(Beginning of Data for analysis)

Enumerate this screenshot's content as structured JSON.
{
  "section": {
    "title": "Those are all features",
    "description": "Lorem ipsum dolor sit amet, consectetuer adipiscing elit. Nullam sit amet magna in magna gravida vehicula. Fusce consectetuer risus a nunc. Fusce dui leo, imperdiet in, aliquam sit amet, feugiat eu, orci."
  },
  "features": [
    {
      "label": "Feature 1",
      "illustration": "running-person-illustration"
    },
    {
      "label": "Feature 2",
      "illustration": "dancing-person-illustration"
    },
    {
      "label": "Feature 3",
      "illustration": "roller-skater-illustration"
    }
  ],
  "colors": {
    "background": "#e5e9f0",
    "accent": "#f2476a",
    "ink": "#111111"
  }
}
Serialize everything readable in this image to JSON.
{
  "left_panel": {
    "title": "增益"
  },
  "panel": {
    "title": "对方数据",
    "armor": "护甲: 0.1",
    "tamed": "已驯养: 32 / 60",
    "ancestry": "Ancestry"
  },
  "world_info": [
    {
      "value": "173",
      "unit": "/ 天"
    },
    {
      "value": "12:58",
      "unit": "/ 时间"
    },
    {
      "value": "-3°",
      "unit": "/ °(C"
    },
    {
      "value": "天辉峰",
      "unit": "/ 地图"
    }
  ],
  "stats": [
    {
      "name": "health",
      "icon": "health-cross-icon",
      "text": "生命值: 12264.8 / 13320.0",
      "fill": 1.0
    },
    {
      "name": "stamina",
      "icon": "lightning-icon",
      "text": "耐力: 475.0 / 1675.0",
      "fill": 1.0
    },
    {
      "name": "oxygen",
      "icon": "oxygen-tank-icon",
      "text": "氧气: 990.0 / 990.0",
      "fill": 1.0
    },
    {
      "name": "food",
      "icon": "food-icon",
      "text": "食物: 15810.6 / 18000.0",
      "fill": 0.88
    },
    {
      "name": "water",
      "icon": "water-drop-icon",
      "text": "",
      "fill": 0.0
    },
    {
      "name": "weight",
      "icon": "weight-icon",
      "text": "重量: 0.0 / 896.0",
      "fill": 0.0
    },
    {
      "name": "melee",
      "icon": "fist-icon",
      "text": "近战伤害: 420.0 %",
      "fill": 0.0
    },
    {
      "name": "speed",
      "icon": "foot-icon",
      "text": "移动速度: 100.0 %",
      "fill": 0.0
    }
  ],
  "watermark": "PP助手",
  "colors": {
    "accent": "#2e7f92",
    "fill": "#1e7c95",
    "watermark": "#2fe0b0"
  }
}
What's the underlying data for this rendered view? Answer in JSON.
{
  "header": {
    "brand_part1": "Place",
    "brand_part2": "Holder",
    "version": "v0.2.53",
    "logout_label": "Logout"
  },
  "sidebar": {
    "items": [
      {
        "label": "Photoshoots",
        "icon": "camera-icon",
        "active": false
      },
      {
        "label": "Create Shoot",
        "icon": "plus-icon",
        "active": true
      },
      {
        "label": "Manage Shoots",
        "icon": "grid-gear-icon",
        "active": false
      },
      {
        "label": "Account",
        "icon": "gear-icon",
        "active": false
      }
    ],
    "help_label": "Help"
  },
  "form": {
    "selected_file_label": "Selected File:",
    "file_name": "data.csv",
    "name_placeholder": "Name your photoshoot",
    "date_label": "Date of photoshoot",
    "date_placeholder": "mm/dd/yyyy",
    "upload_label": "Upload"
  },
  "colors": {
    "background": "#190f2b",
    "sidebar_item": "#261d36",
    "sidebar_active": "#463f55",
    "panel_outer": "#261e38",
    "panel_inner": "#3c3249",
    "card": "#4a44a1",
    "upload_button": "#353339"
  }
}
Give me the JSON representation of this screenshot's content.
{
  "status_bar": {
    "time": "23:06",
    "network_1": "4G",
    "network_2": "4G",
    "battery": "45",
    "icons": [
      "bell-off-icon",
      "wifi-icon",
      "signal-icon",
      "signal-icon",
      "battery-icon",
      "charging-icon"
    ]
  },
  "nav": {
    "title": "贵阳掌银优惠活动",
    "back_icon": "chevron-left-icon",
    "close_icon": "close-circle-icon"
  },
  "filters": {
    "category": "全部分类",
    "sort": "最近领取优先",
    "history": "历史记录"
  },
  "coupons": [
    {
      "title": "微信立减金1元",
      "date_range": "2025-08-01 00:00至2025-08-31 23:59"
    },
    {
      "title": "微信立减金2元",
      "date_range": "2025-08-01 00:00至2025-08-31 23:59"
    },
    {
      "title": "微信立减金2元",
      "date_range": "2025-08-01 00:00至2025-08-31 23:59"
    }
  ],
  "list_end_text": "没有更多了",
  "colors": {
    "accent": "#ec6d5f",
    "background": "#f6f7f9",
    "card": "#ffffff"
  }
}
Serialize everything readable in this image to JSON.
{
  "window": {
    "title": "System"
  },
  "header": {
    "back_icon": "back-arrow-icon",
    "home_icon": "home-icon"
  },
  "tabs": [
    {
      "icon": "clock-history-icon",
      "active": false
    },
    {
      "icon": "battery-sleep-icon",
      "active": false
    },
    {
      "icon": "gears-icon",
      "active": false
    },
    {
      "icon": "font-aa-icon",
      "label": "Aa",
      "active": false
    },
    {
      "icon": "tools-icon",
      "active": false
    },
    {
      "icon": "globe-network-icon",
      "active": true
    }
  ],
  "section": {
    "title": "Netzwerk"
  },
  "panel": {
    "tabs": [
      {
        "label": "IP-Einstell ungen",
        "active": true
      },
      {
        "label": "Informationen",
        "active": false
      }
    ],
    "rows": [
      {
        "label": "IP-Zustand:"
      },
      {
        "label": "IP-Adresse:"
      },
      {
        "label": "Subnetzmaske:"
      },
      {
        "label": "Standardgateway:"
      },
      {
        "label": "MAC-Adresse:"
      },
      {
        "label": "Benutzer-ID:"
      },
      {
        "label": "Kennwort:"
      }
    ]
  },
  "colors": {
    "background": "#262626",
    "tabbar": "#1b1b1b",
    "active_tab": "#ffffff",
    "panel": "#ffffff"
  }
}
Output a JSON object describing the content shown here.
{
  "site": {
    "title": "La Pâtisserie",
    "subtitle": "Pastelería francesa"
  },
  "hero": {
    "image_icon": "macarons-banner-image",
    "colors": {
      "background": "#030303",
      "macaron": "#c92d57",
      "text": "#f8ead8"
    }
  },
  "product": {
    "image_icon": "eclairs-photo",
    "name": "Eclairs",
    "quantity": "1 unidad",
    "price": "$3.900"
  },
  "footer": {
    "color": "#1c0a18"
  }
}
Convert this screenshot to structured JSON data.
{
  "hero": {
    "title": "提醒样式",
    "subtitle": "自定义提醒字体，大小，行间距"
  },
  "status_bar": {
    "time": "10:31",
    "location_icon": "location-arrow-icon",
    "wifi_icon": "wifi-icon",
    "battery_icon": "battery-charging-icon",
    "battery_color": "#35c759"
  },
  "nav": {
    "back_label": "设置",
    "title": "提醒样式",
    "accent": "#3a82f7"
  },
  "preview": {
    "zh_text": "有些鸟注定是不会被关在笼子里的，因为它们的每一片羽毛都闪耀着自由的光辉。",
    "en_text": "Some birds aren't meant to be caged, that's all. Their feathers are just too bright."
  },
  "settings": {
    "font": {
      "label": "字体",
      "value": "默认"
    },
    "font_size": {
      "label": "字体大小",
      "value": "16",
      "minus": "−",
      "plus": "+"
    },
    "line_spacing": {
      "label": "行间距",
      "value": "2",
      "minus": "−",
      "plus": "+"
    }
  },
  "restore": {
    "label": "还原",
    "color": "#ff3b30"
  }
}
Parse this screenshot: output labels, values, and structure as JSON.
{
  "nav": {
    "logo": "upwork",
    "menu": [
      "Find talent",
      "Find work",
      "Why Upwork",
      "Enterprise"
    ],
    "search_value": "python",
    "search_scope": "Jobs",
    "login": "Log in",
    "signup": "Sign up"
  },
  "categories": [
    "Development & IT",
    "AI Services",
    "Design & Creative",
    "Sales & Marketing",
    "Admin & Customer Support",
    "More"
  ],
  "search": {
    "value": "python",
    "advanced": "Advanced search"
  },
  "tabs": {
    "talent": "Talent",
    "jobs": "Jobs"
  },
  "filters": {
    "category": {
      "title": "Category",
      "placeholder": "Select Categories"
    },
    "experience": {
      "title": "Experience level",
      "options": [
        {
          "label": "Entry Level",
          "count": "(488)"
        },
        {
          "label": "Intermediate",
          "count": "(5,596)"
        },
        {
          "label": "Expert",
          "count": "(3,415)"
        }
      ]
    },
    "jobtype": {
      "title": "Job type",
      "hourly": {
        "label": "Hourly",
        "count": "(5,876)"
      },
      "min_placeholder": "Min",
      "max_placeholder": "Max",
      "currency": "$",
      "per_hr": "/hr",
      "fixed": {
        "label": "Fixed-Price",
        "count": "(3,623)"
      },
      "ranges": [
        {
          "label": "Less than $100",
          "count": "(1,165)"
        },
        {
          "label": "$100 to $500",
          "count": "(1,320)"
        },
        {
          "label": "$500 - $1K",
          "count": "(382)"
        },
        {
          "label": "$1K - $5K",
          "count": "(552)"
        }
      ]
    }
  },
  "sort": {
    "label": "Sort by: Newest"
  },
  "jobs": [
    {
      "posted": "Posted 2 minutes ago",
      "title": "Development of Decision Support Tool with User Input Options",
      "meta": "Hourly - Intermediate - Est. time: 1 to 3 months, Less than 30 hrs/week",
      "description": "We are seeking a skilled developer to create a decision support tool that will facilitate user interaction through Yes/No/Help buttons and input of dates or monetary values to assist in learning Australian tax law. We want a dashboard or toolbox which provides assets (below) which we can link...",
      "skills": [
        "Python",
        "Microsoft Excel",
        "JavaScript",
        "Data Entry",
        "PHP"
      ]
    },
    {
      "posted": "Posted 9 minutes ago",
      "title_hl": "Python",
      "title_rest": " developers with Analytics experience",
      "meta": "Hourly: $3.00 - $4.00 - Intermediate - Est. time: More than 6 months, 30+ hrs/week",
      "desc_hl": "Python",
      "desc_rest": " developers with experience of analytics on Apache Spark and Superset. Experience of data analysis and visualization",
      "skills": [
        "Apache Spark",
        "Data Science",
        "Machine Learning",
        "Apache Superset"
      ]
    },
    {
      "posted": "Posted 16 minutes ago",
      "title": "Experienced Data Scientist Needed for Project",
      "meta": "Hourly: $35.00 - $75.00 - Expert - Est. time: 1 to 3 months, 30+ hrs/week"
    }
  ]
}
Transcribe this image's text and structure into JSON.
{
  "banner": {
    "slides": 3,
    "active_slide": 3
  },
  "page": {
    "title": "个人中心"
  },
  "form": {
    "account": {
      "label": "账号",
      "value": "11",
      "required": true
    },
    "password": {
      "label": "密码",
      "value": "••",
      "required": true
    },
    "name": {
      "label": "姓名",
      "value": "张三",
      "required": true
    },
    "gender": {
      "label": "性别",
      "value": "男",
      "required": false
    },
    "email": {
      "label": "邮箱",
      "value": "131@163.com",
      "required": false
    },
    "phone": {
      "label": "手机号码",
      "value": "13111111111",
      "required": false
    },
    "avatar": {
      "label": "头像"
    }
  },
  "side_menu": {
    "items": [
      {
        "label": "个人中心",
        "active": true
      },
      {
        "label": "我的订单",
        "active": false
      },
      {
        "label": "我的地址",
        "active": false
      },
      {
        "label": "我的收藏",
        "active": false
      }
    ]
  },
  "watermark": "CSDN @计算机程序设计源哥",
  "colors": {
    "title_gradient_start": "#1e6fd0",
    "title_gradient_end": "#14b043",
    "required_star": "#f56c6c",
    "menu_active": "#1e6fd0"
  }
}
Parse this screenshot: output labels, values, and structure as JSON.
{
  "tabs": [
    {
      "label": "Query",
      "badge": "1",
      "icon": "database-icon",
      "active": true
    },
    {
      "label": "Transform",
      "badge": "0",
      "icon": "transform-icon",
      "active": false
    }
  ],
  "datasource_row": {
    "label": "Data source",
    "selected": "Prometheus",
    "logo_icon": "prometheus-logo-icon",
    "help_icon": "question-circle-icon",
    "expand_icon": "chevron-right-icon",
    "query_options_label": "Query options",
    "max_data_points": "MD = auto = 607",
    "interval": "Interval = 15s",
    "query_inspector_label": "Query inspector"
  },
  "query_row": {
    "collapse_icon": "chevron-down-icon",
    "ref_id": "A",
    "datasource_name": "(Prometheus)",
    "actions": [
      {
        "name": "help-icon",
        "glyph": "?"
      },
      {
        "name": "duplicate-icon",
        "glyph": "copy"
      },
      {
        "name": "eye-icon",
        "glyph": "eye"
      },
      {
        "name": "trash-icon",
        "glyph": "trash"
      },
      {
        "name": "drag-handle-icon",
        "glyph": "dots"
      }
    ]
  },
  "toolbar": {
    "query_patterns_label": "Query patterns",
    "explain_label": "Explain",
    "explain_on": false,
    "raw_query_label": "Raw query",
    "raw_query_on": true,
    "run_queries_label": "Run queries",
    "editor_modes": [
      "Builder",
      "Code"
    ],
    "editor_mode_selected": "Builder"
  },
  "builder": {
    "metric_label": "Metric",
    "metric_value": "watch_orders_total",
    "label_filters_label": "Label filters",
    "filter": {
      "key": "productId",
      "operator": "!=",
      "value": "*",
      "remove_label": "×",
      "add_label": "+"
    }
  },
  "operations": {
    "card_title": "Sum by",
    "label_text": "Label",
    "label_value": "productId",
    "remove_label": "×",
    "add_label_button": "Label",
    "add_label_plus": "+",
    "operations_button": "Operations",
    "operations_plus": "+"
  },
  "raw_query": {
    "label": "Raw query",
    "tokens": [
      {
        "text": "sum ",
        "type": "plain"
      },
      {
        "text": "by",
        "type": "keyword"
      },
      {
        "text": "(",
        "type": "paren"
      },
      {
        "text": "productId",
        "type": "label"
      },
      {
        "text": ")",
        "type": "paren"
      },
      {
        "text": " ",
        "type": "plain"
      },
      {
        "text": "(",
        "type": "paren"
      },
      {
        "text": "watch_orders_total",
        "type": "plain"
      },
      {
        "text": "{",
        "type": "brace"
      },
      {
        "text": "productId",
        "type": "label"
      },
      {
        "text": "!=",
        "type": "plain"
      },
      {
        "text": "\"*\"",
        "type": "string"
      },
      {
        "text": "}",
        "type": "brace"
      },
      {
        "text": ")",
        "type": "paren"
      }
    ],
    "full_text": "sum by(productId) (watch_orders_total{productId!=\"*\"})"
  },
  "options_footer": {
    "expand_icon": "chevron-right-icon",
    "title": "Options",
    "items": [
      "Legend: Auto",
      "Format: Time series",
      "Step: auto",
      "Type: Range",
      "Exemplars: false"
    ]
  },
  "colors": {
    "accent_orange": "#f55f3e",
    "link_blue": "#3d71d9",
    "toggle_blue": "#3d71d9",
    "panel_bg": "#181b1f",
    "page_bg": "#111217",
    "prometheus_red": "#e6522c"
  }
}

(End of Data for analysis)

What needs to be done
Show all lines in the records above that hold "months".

Solved problem
      "meta": "Hourly - Intermediate - Est. time: 1 to 3 months, Less than 30 hrs/week",
      "meta": "Hourly: $3.00 - $4.00 - Intermediate - Est. time: More than 6 months, 30+ hrs/week",
      "meta": "Hourly: $35.00 - $75.00 - Expert - Est. time: 1 to 3 months, 30+ hrs/week"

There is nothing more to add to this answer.